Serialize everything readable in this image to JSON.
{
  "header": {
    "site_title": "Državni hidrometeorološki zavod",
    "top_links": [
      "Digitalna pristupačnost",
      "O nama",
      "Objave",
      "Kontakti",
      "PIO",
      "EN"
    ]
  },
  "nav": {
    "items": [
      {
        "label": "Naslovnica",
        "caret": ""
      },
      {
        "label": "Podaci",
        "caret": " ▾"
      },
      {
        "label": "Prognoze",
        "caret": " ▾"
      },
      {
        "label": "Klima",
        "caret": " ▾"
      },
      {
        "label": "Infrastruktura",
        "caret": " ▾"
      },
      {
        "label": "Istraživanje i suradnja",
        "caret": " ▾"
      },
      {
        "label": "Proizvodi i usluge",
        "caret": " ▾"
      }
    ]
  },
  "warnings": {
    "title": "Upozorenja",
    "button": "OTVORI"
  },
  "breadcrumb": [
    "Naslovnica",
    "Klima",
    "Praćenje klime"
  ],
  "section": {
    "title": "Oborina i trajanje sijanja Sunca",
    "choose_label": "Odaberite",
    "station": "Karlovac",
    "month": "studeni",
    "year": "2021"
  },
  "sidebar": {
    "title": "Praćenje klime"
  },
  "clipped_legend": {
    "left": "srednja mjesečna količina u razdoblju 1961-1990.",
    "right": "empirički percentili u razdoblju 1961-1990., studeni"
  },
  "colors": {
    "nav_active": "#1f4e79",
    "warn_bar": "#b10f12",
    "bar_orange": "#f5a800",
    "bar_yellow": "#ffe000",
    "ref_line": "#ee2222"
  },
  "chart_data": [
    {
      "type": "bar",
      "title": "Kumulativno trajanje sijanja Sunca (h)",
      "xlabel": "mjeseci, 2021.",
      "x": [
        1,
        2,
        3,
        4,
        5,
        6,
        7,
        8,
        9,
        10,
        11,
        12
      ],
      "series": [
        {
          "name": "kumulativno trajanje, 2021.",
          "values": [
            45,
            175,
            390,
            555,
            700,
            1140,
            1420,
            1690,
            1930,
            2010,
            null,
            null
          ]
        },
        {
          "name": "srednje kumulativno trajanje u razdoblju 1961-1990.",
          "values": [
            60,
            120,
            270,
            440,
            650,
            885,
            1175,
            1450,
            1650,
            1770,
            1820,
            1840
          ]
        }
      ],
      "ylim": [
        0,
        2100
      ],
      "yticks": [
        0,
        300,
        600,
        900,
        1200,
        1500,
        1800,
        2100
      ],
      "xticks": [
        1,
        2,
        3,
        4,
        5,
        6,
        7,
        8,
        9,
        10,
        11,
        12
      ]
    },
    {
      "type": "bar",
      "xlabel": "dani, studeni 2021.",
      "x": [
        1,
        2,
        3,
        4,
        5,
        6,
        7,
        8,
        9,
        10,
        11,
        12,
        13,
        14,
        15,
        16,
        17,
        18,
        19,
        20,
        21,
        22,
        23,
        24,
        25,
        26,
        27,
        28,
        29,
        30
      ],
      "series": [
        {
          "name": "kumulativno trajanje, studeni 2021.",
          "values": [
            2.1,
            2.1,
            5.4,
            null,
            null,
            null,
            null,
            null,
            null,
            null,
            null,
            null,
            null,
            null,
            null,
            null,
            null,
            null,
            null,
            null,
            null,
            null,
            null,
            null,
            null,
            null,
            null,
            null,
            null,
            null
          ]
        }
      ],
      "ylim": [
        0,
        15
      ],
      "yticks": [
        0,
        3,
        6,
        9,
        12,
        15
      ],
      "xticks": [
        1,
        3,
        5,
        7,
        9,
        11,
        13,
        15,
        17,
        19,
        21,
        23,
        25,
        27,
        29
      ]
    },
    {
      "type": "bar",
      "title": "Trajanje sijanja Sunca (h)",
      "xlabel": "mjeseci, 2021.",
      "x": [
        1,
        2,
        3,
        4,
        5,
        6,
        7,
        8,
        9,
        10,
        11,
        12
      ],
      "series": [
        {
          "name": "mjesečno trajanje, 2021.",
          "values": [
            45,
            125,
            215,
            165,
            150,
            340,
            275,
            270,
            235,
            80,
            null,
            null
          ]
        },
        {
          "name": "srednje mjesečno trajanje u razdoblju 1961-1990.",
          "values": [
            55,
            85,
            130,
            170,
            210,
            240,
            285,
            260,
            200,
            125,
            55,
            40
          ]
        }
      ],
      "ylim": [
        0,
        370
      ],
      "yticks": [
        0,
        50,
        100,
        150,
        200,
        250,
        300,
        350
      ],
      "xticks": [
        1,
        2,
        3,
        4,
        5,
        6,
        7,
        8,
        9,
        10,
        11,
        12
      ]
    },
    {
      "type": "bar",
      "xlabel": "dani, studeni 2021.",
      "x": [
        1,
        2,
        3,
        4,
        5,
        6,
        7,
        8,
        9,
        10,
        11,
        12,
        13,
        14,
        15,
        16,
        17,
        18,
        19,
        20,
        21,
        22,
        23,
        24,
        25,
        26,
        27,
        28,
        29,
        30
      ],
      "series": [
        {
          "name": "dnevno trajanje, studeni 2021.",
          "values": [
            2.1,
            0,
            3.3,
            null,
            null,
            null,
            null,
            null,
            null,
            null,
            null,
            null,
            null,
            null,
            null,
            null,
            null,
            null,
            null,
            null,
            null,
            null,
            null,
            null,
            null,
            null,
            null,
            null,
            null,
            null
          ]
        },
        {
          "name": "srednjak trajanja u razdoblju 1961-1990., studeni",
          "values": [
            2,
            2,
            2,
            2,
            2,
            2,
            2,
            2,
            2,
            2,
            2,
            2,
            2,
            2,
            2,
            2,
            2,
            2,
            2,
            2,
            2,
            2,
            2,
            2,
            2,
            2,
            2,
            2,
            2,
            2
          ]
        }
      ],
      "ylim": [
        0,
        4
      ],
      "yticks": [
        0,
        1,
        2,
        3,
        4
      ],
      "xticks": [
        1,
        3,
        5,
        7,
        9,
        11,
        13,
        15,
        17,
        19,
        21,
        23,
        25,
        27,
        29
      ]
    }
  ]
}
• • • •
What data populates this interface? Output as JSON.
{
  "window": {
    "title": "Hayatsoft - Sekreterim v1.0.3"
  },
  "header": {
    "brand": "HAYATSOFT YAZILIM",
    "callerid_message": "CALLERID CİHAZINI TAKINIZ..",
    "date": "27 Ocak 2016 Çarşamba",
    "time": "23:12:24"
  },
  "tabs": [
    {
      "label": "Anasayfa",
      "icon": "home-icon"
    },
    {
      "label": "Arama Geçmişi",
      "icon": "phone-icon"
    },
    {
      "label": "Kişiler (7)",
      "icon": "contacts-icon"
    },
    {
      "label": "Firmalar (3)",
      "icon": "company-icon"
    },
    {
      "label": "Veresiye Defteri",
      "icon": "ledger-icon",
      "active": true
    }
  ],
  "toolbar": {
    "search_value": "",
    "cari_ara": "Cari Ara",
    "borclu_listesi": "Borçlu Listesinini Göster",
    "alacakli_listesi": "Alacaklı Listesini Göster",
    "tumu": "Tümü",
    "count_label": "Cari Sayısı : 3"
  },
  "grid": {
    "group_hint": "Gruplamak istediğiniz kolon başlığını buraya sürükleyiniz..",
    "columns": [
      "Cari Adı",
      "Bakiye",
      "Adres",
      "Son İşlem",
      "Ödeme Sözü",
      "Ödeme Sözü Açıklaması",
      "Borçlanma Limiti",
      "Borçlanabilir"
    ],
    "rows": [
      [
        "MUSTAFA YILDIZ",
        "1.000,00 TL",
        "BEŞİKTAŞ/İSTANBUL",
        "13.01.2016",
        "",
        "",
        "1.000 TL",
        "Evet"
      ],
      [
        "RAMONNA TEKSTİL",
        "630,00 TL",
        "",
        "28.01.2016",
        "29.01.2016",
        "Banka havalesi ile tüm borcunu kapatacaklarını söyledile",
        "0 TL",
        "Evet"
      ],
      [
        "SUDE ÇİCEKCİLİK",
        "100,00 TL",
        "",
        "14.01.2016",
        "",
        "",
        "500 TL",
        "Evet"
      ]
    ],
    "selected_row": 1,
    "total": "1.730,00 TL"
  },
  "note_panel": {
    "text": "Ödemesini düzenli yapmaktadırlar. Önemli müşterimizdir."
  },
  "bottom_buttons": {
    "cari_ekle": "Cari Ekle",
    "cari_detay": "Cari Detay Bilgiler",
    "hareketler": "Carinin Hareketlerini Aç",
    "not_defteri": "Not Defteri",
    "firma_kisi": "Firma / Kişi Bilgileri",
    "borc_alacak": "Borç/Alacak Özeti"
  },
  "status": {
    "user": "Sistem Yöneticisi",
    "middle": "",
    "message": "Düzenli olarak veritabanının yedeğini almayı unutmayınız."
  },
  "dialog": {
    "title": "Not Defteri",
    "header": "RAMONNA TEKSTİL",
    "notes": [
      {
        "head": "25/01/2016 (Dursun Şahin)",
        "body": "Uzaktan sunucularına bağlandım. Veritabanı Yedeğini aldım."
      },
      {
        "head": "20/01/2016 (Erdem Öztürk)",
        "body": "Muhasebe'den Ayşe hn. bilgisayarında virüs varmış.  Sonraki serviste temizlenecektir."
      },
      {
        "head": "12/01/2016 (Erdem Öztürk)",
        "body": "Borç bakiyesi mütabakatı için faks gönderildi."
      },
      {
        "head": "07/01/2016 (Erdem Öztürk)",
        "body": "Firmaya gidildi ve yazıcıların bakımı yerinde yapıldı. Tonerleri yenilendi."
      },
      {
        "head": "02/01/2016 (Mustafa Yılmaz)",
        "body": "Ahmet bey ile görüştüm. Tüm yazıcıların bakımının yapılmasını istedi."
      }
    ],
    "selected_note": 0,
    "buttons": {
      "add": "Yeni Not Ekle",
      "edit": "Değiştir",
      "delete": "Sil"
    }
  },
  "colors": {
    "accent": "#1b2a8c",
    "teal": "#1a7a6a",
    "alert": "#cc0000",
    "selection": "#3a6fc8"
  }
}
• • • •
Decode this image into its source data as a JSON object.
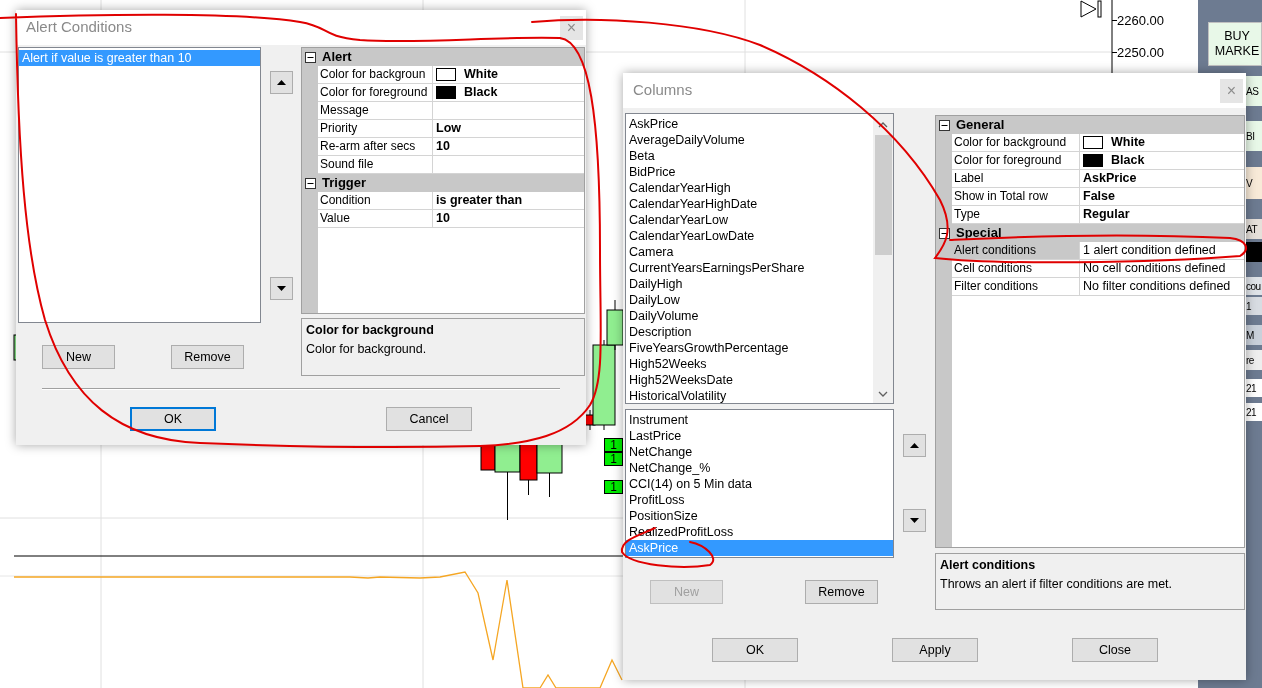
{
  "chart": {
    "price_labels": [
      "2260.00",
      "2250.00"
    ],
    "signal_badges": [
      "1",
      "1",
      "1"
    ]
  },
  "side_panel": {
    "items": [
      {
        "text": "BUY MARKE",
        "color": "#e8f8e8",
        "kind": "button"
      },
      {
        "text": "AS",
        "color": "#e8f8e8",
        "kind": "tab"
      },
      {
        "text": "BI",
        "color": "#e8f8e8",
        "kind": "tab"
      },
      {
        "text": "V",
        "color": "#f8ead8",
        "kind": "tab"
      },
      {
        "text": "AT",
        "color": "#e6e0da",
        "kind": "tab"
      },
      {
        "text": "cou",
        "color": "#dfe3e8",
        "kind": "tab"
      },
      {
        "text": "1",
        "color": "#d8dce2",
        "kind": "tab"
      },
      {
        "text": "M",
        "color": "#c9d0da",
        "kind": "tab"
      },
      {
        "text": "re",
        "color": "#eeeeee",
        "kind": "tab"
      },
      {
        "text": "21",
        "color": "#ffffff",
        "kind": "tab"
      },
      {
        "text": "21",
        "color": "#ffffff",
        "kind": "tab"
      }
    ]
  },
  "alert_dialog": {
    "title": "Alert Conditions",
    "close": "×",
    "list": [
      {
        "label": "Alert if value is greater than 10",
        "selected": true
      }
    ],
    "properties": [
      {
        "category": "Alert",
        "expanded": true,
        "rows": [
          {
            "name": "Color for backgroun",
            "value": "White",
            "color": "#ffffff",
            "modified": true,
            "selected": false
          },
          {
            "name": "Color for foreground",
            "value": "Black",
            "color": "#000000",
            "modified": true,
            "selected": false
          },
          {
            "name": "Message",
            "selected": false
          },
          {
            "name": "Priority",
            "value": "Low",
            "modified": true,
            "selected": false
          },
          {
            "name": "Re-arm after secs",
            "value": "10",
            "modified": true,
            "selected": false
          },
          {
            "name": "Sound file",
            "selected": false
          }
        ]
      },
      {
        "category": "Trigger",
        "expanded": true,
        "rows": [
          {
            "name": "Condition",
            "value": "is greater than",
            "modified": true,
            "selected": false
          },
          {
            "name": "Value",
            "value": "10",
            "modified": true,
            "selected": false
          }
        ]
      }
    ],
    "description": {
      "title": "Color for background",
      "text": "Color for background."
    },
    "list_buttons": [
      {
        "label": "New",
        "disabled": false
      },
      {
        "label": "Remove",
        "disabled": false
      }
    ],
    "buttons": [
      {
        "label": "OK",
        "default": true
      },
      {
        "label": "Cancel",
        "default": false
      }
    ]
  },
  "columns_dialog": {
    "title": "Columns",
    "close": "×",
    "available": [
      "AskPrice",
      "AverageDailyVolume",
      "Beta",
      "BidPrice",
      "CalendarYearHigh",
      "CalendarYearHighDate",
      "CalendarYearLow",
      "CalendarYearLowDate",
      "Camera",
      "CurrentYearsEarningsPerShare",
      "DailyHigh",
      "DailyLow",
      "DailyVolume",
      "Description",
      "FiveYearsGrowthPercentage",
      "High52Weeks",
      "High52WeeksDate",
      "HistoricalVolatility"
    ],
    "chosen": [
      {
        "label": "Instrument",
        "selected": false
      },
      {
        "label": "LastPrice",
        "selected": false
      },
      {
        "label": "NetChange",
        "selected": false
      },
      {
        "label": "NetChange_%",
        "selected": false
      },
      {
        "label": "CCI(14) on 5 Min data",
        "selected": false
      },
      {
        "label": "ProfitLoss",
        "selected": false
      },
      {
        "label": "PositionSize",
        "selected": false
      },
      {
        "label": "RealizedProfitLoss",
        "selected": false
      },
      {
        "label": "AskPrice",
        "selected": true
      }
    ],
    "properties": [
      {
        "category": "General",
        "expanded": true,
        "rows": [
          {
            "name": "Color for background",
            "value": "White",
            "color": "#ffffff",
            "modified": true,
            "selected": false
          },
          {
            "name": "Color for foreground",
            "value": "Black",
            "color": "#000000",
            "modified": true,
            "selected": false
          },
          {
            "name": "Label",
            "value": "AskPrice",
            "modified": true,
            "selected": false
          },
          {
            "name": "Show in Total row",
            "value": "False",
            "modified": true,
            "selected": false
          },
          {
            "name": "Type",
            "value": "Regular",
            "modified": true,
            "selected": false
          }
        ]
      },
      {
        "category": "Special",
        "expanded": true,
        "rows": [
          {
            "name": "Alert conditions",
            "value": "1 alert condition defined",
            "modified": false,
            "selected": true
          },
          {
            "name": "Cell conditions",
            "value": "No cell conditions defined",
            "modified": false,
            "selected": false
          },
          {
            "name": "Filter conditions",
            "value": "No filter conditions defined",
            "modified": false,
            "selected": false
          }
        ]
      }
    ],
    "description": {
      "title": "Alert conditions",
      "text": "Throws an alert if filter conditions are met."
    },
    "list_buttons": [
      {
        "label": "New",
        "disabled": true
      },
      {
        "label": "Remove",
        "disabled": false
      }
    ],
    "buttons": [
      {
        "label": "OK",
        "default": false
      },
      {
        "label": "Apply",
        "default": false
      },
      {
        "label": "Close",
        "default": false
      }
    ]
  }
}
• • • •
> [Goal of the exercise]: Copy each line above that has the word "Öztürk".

> [Solution to the problem]:
        "head": "20/01/2016 (Erdem Öztürk)",
        "head": "12/01/2016 (Erdem Öztürk)",
        "head": "07/01/2016 (Erdem Öztürk)",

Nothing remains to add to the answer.